*Brief*
Search the records for the string "page" and copy every line where it turns up.

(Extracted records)

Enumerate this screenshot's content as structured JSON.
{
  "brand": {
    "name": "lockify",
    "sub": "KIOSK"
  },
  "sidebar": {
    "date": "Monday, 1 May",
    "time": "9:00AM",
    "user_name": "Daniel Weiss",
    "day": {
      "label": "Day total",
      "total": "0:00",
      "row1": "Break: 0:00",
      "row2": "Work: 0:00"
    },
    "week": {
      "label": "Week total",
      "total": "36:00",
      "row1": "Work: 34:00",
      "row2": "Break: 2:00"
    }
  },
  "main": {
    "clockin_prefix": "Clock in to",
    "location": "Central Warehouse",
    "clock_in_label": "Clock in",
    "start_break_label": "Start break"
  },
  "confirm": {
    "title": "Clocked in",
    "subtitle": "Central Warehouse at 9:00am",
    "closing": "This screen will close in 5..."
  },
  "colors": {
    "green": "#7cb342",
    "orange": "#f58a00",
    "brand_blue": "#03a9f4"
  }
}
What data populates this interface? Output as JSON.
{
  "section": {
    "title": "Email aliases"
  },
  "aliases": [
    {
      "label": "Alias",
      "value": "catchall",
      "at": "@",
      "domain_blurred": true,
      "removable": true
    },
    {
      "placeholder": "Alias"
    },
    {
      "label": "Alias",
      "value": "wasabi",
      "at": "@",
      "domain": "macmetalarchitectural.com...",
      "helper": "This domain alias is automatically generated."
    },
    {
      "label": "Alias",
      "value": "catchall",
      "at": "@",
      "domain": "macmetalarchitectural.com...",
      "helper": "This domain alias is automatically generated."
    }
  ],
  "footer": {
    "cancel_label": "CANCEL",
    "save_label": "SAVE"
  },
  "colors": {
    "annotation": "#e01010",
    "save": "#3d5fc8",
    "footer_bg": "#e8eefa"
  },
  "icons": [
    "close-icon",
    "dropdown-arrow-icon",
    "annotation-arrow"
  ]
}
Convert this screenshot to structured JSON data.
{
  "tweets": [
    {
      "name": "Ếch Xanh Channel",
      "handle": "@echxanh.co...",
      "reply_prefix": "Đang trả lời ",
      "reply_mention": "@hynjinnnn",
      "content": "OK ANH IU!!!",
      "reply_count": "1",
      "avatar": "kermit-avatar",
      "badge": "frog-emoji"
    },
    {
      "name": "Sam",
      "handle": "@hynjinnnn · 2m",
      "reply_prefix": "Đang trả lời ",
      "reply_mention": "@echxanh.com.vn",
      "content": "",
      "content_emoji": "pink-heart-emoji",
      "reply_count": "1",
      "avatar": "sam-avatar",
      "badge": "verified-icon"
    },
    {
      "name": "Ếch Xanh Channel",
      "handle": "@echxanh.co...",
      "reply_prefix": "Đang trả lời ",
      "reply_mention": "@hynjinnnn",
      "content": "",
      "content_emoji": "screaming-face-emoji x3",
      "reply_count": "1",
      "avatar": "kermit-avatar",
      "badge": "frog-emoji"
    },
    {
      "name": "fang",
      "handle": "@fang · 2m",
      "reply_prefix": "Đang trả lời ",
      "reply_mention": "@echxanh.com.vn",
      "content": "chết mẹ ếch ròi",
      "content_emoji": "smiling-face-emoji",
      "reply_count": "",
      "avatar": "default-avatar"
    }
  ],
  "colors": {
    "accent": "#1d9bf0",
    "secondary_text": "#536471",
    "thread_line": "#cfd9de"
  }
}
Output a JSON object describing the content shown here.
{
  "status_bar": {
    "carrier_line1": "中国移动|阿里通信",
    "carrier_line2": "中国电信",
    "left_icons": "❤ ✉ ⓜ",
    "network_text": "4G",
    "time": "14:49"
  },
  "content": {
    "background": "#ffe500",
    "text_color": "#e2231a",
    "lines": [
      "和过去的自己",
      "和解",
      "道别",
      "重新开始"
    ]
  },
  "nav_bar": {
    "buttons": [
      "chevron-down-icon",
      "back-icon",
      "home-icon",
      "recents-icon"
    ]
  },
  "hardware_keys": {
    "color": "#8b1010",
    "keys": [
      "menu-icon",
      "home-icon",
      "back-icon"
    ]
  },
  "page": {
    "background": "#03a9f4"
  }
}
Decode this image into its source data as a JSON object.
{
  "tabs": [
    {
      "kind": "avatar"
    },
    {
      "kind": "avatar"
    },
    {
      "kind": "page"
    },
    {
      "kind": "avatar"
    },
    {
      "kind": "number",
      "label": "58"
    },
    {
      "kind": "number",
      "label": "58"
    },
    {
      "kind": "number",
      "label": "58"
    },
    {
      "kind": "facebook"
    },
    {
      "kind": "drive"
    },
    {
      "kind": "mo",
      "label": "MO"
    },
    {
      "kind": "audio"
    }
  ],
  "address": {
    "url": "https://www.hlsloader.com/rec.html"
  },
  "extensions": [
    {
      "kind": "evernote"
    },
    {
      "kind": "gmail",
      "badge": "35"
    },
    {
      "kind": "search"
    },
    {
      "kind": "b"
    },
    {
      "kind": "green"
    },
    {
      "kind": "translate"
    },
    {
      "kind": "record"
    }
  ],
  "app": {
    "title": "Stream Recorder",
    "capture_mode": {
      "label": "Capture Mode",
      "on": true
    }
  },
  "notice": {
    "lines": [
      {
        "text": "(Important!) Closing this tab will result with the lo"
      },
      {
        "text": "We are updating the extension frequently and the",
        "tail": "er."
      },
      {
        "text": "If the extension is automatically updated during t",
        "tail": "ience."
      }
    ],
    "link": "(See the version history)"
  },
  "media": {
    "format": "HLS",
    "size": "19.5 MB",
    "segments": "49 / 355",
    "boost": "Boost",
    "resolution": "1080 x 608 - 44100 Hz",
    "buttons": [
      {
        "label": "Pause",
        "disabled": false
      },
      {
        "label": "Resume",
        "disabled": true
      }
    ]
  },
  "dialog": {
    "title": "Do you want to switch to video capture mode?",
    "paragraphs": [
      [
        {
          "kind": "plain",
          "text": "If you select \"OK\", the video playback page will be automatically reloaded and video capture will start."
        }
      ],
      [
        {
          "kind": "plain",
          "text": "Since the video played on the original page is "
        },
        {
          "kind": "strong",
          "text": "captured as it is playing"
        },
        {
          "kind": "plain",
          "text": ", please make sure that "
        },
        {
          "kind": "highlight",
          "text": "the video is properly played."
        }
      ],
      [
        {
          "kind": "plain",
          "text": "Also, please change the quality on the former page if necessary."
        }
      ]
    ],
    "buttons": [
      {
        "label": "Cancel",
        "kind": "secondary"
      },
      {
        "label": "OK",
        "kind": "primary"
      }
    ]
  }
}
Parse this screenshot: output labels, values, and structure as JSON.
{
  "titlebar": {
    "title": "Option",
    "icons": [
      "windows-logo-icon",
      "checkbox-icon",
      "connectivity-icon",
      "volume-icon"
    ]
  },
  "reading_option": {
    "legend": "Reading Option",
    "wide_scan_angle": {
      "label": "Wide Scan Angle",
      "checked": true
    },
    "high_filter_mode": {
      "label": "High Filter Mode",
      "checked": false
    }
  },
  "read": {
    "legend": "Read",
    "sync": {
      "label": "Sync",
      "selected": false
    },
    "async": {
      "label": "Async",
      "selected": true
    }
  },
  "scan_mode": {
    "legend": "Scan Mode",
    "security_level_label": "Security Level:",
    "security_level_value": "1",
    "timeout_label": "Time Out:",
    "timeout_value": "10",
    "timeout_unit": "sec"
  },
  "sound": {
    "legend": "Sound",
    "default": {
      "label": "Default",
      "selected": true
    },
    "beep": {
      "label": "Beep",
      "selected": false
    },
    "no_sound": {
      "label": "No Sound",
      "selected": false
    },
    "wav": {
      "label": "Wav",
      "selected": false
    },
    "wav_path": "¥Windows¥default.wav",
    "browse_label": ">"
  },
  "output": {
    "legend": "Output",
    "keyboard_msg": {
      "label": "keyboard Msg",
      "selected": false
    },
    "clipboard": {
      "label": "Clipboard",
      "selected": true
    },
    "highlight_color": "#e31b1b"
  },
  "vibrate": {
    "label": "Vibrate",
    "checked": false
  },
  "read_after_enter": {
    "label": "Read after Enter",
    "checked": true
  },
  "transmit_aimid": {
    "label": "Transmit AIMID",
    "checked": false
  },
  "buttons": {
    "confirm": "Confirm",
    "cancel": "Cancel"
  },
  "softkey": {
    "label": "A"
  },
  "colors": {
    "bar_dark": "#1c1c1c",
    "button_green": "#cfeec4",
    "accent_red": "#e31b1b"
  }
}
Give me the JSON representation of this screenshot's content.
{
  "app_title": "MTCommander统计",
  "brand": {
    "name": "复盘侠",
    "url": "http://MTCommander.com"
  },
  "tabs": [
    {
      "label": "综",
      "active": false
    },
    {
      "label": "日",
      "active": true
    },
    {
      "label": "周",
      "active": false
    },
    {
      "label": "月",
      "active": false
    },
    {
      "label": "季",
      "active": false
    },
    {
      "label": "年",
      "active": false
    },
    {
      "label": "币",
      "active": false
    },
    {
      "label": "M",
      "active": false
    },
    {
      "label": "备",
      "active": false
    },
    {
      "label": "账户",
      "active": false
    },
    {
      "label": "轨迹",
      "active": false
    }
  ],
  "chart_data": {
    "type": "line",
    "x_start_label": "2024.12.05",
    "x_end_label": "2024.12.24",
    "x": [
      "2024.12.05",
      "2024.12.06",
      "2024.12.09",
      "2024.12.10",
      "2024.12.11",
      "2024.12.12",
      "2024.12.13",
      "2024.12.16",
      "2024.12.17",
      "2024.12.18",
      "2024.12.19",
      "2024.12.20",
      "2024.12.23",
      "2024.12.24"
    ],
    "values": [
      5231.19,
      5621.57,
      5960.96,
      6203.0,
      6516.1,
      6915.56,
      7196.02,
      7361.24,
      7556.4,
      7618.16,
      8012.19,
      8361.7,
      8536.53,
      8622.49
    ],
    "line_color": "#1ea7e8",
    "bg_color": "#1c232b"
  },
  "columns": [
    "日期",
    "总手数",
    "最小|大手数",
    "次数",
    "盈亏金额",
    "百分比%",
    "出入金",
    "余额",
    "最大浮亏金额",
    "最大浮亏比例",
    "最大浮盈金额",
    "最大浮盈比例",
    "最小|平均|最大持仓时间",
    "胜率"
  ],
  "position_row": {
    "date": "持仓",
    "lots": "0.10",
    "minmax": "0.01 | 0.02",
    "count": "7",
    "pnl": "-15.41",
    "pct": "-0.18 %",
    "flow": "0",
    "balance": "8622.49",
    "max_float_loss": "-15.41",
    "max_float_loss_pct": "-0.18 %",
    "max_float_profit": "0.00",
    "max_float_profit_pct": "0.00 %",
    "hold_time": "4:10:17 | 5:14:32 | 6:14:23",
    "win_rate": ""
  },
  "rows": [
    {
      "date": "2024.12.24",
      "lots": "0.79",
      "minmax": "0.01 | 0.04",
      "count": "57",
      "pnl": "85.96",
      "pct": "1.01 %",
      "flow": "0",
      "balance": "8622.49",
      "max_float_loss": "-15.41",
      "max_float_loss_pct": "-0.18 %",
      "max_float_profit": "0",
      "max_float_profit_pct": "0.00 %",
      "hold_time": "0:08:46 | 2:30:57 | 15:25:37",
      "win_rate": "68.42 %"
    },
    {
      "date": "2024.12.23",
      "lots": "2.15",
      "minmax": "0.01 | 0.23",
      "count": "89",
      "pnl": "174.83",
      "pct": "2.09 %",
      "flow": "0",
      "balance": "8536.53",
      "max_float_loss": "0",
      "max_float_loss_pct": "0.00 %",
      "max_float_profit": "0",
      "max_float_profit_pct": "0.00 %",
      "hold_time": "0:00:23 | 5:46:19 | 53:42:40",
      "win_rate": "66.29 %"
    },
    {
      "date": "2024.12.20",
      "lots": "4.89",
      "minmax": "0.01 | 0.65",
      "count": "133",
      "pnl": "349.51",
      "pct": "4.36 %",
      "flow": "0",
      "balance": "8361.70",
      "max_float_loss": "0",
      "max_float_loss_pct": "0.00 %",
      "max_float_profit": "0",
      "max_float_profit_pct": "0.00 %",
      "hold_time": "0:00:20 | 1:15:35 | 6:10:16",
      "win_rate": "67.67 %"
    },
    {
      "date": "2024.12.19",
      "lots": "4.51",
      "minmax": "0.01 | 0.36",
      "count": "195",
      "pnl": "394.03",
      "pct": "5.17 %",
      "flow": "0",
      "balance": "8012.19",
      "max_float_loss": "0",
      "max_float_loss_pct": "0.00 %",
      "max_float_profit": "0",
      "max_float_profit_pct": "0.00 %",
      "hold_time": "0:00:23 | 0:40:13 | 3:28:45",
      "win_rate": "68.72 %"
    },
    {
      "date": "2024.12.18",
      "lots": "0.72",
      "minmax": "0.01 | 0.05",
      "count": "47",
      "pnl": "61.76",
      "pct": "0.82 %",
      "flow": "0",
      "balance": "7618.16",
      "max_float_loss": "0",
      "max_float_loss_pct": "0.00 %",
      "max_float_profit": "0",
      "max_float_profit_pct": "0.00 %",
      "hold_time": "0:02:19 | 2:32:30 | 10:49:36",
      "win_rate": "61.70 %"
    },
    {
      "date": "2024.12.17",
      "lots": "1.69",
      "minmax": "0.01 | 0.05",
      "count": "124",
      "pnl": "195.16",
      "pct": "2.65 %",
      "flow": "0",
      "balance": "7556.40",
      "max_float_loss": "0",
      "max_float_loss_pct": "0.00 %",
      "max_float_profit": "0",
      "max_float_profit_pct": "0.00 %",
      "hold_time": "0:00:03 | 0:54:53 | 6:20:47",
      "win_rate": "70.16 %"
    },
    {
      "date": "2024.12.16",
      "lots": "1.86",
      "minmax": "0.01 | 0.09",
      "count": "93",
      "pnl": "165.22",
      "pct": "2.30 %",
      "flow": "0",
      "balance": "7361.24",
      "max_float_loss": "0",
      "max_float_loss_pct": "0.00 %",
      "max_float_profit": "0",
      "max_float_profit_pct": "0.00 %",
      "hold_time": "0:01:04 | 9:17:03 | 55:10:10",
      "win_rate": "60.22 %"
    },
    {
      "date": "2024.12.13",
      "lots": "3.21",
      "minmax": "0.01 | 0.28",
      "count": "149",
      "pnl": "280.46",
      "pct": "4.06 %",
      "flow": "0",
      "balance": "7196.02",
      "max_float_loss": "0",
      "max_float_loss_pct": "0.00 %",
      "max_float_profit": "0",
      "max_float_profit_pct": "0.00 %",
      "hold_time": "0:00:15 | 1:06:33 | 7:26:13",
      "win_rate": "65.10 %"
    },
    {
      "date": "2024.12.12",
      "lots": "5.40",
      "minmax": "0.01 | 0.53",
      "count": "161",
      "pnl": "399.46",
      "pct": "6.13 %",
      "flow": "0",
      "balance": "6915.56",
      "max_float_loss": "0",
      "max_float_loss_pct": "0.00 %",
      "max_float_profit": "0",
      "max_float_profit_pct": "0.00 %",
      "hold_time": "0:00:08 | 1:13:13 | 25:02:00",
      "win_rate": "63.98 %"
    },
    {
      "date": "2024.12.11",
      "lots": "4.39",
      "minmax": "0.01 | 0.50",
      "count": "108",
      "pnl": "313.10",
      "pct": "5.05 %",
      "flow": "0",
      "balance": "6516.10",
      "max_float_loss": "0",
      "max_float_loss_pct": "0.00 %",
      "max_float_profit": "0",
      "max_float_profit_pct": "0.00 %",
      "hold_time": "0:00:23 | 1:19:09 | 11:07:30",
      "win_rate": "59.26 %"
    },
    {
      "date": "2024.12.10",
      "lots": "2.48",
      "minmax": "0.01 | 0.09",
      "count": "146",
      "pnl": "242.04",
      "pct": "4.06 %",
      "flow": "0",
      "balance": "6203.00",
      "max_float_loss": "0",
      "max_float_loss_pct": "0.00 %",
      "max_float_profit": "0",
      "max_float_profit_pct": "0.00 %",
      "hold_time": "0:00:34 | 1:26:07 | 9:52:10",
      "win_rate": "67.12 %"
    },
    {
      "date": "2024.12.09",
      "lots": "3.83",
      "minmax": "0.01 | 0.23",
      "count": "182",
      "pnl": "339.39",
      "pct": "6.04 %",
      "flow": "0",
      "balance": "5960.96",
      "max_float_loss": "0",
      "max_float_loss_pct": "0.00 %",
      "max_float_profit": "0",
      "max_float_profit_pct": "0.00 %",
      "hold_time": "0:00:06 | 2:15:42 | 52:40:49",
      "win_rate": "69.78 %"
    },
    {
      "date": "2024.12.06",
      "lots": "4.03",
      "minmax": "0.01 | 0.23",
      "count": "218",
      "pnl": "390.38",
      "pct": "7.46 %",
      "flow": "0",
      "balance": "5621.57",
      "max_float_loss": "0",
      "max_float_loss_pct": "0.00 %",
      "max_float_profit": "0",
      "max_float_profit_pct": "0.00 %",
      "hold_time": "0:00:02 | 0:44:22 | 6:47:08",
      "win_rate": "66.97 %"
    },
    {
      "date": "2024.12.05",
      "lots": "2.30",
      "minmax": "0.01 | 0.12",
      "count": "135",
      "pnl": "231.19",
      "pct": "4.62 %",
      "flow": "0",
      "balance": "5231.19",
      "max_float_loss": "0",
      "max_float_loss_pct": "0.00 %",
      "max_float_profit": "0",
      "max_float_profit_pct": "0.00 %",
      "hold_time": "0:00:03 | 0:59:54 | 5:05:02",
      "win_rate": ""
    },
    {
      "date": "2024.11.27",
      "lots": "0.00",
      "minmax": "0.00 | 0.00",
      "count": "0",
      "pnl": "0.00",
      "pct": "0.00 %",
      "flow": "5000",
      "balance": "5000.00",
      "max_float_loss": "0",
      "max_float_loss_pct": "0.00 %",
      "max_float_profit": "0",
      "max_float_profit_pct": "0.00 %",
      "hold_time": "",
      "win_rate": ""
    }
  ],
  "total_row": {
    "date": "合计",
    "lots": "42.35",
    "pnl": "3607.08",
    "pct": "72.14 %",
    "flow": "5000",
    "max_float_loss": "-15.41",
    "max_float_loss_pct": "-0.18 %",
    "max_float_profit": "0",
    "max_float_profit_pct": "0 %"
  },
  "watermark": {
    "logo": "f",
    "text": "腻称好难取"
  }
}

*Problem solution*
  "page": {
      "kind": "page"
          "text": "If you select \"OK\", the video playback page will be automatically reloaded and video capture will start."
          "text": "Since the video played on the original page is "
          "text": "Also, please change the quality on the former page if necessary."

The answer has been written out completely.